There have been a number of studies looking at the long-term Quality of Life (QoL) and return to sport in those post-ACL injuries. Based on this systematic review, almost half return to their competitive level sport after ACL reconstruction, and 80% admit to returning to at least some kind of a sport or activity.
Individuals who return to pre-injury sport or activities after their ACL reconstruction report better health-related QoL and less knee symptoms 5–20 years later, compared with those who do not return to their desired sport or activities (Filbay et al 2018).
One may simply say, “…duh, obviously those who have more pain are less likely to ever return to their sport.”
The only catch is that this study showed that knee symptoms was not the most frequently admitted reason for not returning to normal activities, but a fear of re-injury and a lack of trust in the knee were (Taylor et al 2014).
Considering the stat that one in three experience a recurrent ACL tear, perhaps they are justified with being concerned. This is especially concerning as ACL revision surgeries are associated with more pain, reduced function, higher rates of OA and worse QoL (Kievit et al 2013).

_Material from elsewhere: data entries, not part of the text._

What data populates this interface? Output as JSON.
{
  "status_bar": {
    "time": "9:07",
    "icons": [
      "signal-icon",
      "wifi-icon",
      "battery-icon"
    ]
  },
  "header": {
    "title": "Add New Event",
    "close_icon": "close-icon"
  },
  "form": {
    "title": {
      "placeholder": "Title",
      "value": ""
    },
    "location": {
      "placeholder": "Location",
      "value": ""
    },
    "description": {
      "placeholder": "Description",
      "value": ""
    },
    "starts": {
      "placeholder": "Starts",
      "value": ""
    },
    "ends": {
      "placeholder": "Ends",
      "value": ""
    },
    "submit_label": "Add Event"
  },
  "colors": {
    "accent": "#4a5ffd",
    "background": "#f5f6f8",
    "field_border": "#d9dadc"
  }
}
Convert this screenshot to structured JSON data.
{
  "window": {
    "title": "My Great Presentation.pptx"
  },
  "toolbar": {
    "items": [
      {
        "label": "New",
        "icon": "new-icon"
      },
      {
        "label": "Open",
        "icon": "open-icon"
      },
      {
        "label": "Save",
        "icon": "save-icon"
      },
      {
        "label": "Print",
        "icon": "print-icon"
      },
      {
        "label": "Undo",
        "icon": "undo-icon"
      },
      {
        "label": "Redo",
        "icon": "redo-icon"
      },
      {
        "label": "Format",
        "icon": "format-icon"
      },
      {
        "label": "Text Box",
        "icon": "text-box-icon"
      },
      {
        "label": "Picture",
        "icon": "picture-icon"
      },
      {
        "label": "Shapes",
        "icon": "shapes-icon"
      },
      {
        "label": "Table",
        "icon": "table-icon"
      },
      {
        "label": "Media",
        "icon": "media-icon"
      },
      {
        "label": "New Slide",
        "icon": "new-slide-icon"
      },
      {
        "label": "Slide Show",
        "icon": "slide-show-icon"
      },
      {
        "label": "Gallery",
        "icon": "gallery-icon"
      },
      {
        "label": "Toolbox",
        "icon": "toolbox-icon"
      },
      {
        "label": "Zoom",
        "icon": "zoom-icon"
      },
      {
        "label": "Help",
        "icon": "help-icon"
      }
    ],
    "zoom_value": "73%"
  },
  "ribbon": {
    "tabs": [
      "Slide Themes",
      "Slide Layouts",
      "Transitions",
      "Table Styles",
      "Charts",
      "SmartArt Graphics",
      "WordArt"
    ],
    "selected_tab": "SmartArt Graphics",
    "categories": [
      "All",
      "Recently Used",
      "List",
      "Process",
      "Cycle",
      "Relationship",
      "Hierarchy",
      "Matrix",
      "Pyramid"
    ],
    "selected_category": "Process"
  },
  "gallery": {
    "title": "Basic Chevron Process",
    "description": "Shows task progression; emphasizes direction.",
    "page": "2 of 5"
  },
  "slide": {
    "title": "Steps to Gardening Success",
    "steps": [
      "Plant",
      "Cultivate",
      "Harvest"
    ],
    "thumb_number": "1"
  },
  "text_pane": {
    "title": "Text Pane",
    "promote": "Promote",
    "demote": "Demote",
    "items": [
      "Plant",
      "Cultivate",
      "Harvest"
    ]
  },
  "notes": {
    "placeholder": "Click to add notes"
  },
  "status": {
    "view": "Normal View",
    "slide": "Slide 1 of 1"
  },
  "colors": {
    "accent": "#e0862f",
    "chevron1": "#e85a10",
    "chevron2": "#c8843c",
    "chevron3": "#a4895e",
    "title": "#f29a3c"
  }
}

Obviously a primary goal in rehab must always be to minimize fear and maximize trust in the knee through graded exposure to activities simulating their desired activities as possible and permitted post-op.